Tributes to Mr Lee Kuan Yew poured in from the business community yesterday as corporate leaders reflected on the elder statesman’s contribution in developing the nation into an international business hub. Mr Lee engineered many of Singapore’s crowning achievements on the global stage, including the development of Changi Airport, which would not have existed without him, the airport said in a statement yesterday.

“Mr Lee took a personal interest in the development of the new airport at Changi. He flew over the site to oversee construction, ensuring that Changi Airport was to become a shining beacon of the Singapore brand in the global economy,” it stated.

The decision to move the international airport to Changi meant writing off the $800 million invested in Paya Lebar and investing a fresh $1.5 billion in the new development, but the bold move paid off, Changi Airport added.

Singapore Airlines (SIA) chief executive Goh Choon Phong reflected along similar lines: “His vision enabled Singapore to grow into a pre-eminent global air hub, and for SIA to prosper as a world-leading international airline.”

It was also through Mr Lee’s foresight that Singapore has developed strong business ties with China, said the Singapore Chinese Chamber of Commerce and Industry (SCCCI). “Mr Lee always showed utmost concern for the development of the Chinese community. He urged local Chinese businesses to develop close links internationally, let Singapore integrate into the global market place,” the SCCCI added yesterday.

UOB chairman emeritus Wee Cho Yaw said that in the early days of Singapore’s economic development, he had the opportunity to interact more with Mr Lee and would seek his advice, for example, when he led a delegation to China. Mr Wee said that “Lee Kuan Yew was for Singapore… That’s why Singapore can be prosperous and do so well”.

Mr Wee recalled another experience with Mr Lee.

Out of concern for the career prospects of Chinese-educated Singaporeans, Mr Lee had proposed the merger of Nanyang University – or Nantah – and the University of Singapore in the late 1970s.

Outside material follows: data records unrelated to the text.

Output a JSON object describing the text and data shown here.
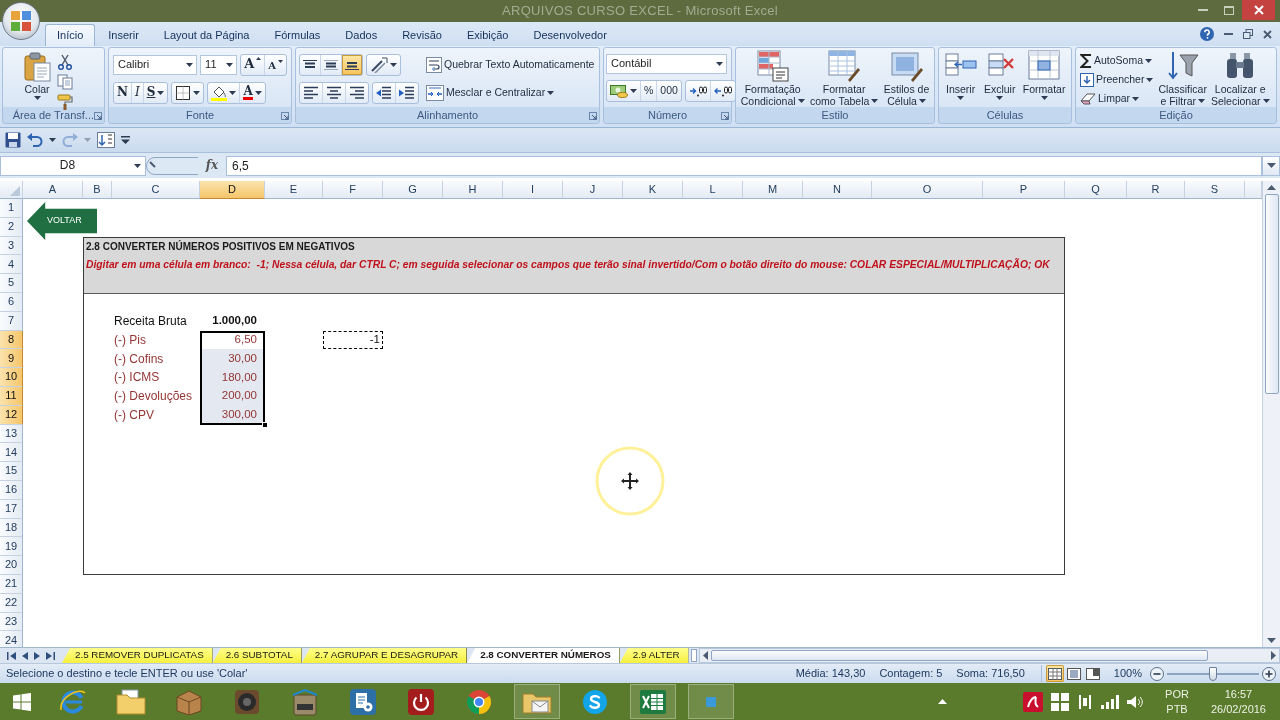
{
  "window": {
    "title": "ARQUIVOS CURSO EXCEL - Microsoft Excel"
  },
  "ribbon_tabs": [
    {
      "label": "Início",
      "selected": true
    },
    {
      "label": "Inserir",
      "selected": false
    },
    {
      "label": "Layout da Página",
      "selected": false
    },
    {
      "label": "Fórmulas",
      "selected": false
    },
    {
      "label": "Dados",
      "selected": false
    },
    {
      "label": "Revisão",
      "selected": false
    },
    {
      "label": "Exibição",
      "selected": false
    },
    {
      "label": "Desenvolvedor",
      "selected": false
    }
  ],
  "ribbon_groups": [
    {
      "label": "Área de Transf...",
      "launcher": true,
      "paste": "Colar"
    },
    {
      "label": "Fonte",
      "launcher": true,
      "font_name": "Calibri",
      "font_size": "11",
      "grow_font": "A",
      "shrink_font": "A",
      "bold": "N",
      "italic": "I",
      "underline": "S",
      "font_color": "A"
    },
    {
      "label": "Alinhamento",
      "launcher": true,
      "vertical_align": [
        {
          "selected": false
        },
        {
          "selected": false
        },
        {
          "selected": true
        }
      ],
      "horizontal_align": [
        {
          "selected": false
        },
        {
          "selected": false
        },
        {
          "selected": false
        }
      ],
      "wrap_text": "Quebrar Texto Automaticamente",
      "merge": "Mesclar e Centralizar"
    },
    {
      "label": "Número",
      "launcher": true,
      "number_format": "Contábil",
      "percent": "%",
      "thousands": "000"
    },
    {
      "label": "Estilo",
      "launcher": false,
      "buttons": [
        [
          "Formatação",
          "Condicional"
        ],
        [
          "Formatar",
          "como Tabela"
        ],
        [
          "Estilos de",
          "Célula"
        ]
      ]
    },
    {
      "label": "Células",
      "launcher": false,
      "buttons": [
        "Inserir",
        "Excluir",
        "Formatar"
      ]
    },
    {
      "label": "Edição",
      "launcher": false,
      "small_buttons": [
        "AutoSoma",
        "Preencher",
        "Limpar"
      ],
      "buttons": [
        [
          "Classificar",
          "e Filtrar"
        ],
        [
          "Localizar e",
          "Selecionar"
        ]
      ]
    }
  ],
  "quick_access_toolbar": [
    {
      "disabled": false
    },
    {
      "disabled": false
    },
    {
      "disabled": true
    },
    {
      "disabled": false
    }
  ],
  "formula_bar": {
    "name_box": "D8",
    "insert_function": "fx",
    "formula": "6,5"
  },
  "columns": [
    {
      "label": "A",
      "selected": false
    },
    {
      "label": "B",
      "selected": false
    },
    {
      "label": "C",
      "selected": false
    },
    {
      "label": "D",
      "selected": true
    },
    {
      "label": "E",
      "selected": false
    },
    {
      "label": "F",
      "selected": false
    },
    {
      "label": "G",
      "selected": false
    },
    {
      "label": "H",
      "selected": false
    },
    {
      "label": "I",
      "selected": false
    },
    {
      "label": "J",
      "selected": false
    },
    {
      "label": "K",
      "selected": false
    },
    {
      "label": "L",
      "selected": false
    },
    {
      "label": "M",
      "selected": false
    },
    {
      "label": "N",
      "selected": false
    },
    {
      "label": "O",
      "selected": false
    },
    {
      "label": "P",
      "selected": false
    },
    {
      "label": "Q",
      "selected": false
    },
    {
      "label": "R",
      "selected": false
    },
    {
      "label": "S",
      "selected": false
    }
  ],
  "rows": [
    {
      "label": "1",
      "selected": false
    },
    {
      "label": "2",
      "selected": false
    },
    {
      "label": "3",
      "selected": false
    },
    {
      "label": "4",
      "selected": false
    },
    {
      "label": "5",
      "selected": false
    },
    {
      "label": "6",
      "selected": false
    },
    {
      "label": "7",
      "selected": false
    },
    {
      "label": "8",
      "selected": true
    },
    {
      "label": "9",
      "selected": true
    },
    {
      "label": "10",
      "selected": true
    },
    {
      "label": "11",
      "selected": true
    },
    {
      "label": "12",
      "selected": true
    },
    {
      "label": "13",
      "selected": false
    },
    {
      "label": "14",
      "selected": false
    },
    {
      "label": "15",
      "selected": false
    },
    {
      "label": "16",
      "selected": false
    },
    {
      "label": "17",
      "selected": false
    },
    {
      "label": "18",
      "selected": false
    },
    {
      "label": "19",
      "selected": false
    },
    {
      "label": "20",
      "selected": false
    },
    {
      "label": "21",
      "selected": false
    },
    {
      "label": "22",
      "selected": false
    },
    {
      "label": "23",
      "selected": false
    },
    {
      "label": "24",
      "selected": false
    }
  ],
  "sheet": {
    "back_button": "VOLTAR",
    "title": "2.8 CONVERTER NÚMEROS POSITIVOS EM NEGATIVOS",
    "instruction": "Digitar em uma célula em branco:  -1; Nessa célula, dar CTRL C; em seguida selecionar os campos que terão sinal invertido/Com o botão direito do mouse: COLAR ESPECIAL/MULTIPLICAÇÃO; OK",
    "table": [
      {
        "kind": "total",
        "label": "Receita Bruta",
        "value": "1.000,00",
        "selected": false,
        "active": false
      },
      {
        "kind": "deduction",
        "label": "(-) Pis",
        "value": "6,50",
        "selected": true,
        "active": true
      },
      {
        "kind": "deduction",
        "label": "(-) Cofins",
        "value": "30,00",
        "selected": true,
        "active": false
      },
      {
        "kind": "deduction",
        "label": "(-) ICMS",
        "value": "180,00",
        "selected": true,
        "active": false
      },
      {
        "kind": "deduction",
        "label": "(-) Devoluções",
        "value": "200,00",
        "selected": true,
        "active": false
      },
      {
        "kind": "deduction",
        "label": "(-) CPV",
        "value": "300,00",
        "selected": true,
        "active": false
      }
    ],
    "copied_cell": "-1"
  },
  "sheet_tabs": [
    {
      "label": "2.5 REMOVER DUPLICATAS",
      "selected": false
    },
    {
      "label": "2.6 SUBTOTAL",
      "selected": false
    },
    {
      "label": "2.7 AGRUPAR E DESAGRUPAR",
      "selected": false
    },
    {
      "label": "2.8 CONVERTER NÚMEROS",
      "selected": true
    },
    {
      "label": "2.9 ALTER",
      "selected": false
    }
  ],
  "status_bar": {
    "message": "Selecione o destino e tecle ENTER ou use 'Colar'",
    "average": "Média: 143,30",
    "count": "Contagem: 5",
    "sum": "Soma: 716,50",
    "views": [
      {
        "selected": true
      },
      {
        "selected": false
      },
      {
        "selected": false
      }
    ],
    "zoom": "100%",
    "zoom_slider": {
      "level": 0.5
    }
  },
  "taskbar": {
    "apps": [
      {
        "active": false
      },
      {
        "active": false
      },
      {
        "active": false
      },
      {
        "active": false
      },
      {
        "active": false
      },
      {
        "active": false
      },
      {
        "active": false
      },
      {
        "active": false
      },
      {
        "active": true
      },
      {
        "active": false
      },
      {
        "active": true
      },
      {
        "active": true
      }
    ],
    "language": "POR",
    "keyboard": "PTB",
    "time": "16:57",
    "date": "26/02/2016"
  }
}
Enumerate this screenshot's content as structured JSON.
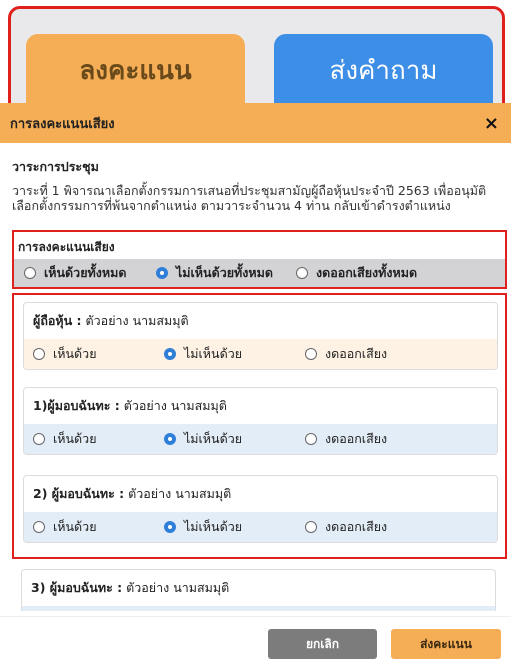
{
  "tabs": {
    "vote_label": "ลงคะแนน",
    "ask_label": "ส่งคำถาม"
  },
  "modal": {
    "title": "การลงคะแนนเสียง",
    "close_icon": "×"
  },
  "agenda": {
    "heading": "วาระการประชุม",
    "text": "วาระที่ 1 พิจารณาเลือกตั้งกรรมการเสนอที่ประชุมสามัญผู้ถือหุ้นประจำปี 2563 เพื่ออนุมัติเลือกตั้งกรรมการที่พ้นจากตำแหน่ง ตามวาระจำนวน 4 ท่าน กลับเข้าดำรงตำแหน่ง"
  },
  "overall_vote": {
    "title": "การลงคะแนนเสียง",
    "options": [
      {
        "label": "เห็นด้วยทั้งหมด",
        "checked": false
      },
      {
        "label": "ไม่เห็นด้วยทั้งหมด",
        "checked": true
      },
      {
        "label": "งดออกเสียงทั้งหมด",
        "checked": false
      }
    ]
  },
  "persons": [
    {
      "prefix": "ผู้ถือหุ้น :",
      "name": "ตัวอย่าง นามสมมุติ",
      "options": [
        "เห็นด้วย",
        "ไม่เห็นด้วย",
        "งดออกเสียง"
      ],
      "selected": 1
    },
    {
      "prefix": "1)ผู้มอบฉันทะ :",
      "name": "ตัวอย่าง นามสมมุติ",
      "options": [
        "เห็นด้วย",
        "ไม่เห็นด้วย",
        "งดออกเสียง"
      ],
      "selected": 1
    },
    {
      "prefix": "2) ผู้มอบฉันทะ :",
      "name": "ตัวอย่าง นามสมมุติ",
      "options": [
        "เห็นด้วย",
        "ไม่เห็นด้วย",
        "งดออกเสียง"
      ],
      "selected": 1
    },
    {
      "prefix": "3) ผู้มอบฉันทะ :",
      "name": "ตัวอย่าง นามสมมุติ"
    }
  ],
  "footer": {
    "cancel_label": "ยกเลิก",
    "submit_label": "ส่งคะแนน"
  },
  "colors": {
    "accent_orange": "#f5ae56",
    "accent_blue": "#3d8ee6",
    "highlight_red": "#e0201c",
    "radio_checked": "#2f7ed8"
  }
}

Mr Wee, then chairman of Nantah, said his hands were tied: “Unfortunately, I told him I could not take the initiative because Nantah was built by the Chinese community. He understood my position. He was very understanding and was very patient with us.”

Even as Mr Lee eventually proceeded with the merger, he did so only with Singaporeans’ future in mind, Mr Wee added.

Others in the banking industry agreed that the nation would not have become one of Asia’s leading financial hubs without Mr Lee.

DBS chairman Peter Seah said: “As Prime Minister, (Mr Lee) and (Finance Minister) Goh Keng Swee were the architects of the Asian dollar market and set their sights on making Singapore a leading financial centre. Later on, in a somewhat controversial move, he pushed for consolidation of the Singapore banking sector. He believed that… for Singapore banks to make it in the face of rising competition globally, they needed to be big and strong. Today, all three Singapore banks are among the world’s strongest and safest.”

Companies flourished in the pro-business environment. Hong Leong Singapore executive chairman Kwek Leng Beng said: “Mr Lee played an instrumental role in nurturing corporate Singapore. The private sector and the business community benefited tremendously from his pro-business policies and vision to establish Singapore as a major business hub for Asia. This enabled many of Singapore’s home-grown conglomerates, like our group, to thrive locally and globally.”

This story was originally published in The Straits Times on March 24, 2015.